(I borrowed the photo from the Casa Dolores website.)
And this summer, special workshops are planned for children from ages 3 - 12. Classes will explore a variety of traditional Mexican arts and crafts: jewelry, paper flowers, painting, and traditional folklorico dancing. Classes will be bilingual, to help children learn and practice Spanish.
Whether you live in Santa Barbara, or are just visiting - you are cordially invited to partake of the Casa Dolores experience.
Check their website, and see if there is a class you might enjoy. Classes are offered as fundraisers, to enhance and maintain the collection and museum, and to expand into the future to include research and study opportunities. Or, become a member of this non-profit museum, or a benefactor - help to insure that this very special museum with over 6,000 items on display will remain a cultural and artistic resource for the community. It is the only one of its kind between Los Angeles and San Francisco.
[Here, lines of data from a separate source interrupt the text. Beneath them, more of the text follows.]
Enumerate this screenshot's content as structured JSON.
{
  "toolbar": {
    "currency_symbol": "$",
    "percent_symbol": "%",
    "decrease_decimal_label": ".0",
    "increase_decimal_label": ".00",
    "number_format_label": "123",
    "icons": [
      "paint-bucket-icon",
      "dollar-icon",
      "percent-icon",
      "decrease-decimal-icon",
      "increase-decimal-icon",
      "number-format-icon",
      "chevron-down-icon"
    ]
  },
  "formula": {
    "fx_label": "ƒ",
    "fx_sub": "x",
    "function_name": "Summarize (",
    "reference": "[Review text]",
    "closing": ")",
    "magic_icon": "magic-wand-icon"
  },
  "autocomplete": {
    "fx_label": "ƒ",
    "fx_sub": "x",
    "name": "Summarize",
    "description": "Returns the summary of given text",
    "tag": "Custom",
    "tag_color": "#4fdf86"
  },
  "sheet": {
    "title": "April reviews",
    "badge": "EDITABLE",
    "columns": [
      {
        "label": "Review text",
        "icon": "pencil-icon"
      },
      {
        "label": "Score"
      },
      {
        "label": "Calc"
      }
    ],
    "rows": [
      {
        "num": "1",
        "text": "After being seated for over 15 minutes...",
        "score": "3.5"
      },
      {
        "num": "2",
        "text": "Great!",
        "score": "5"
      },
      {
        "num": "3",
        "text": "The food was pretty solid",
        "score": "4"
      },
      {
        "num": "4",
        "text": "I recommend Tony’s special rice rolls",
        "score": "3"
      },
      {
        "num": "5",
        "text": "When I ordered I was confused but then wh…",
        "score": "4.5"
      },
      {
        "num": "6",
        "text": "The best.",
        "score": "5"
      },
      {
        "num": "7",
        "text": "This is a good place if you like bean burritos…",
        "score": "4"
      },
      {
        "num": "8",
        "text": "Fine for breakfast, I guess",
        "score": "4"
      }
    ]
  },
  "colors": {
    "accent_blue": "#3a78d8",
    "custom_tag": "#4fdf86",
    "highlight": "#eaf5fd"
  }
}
Casa Dolores is located at 1023 Bath Street in Santa Barbara. The museum is open Tuesdays through Saturdays, from 1:00pm - 4:00pm. Admission is free.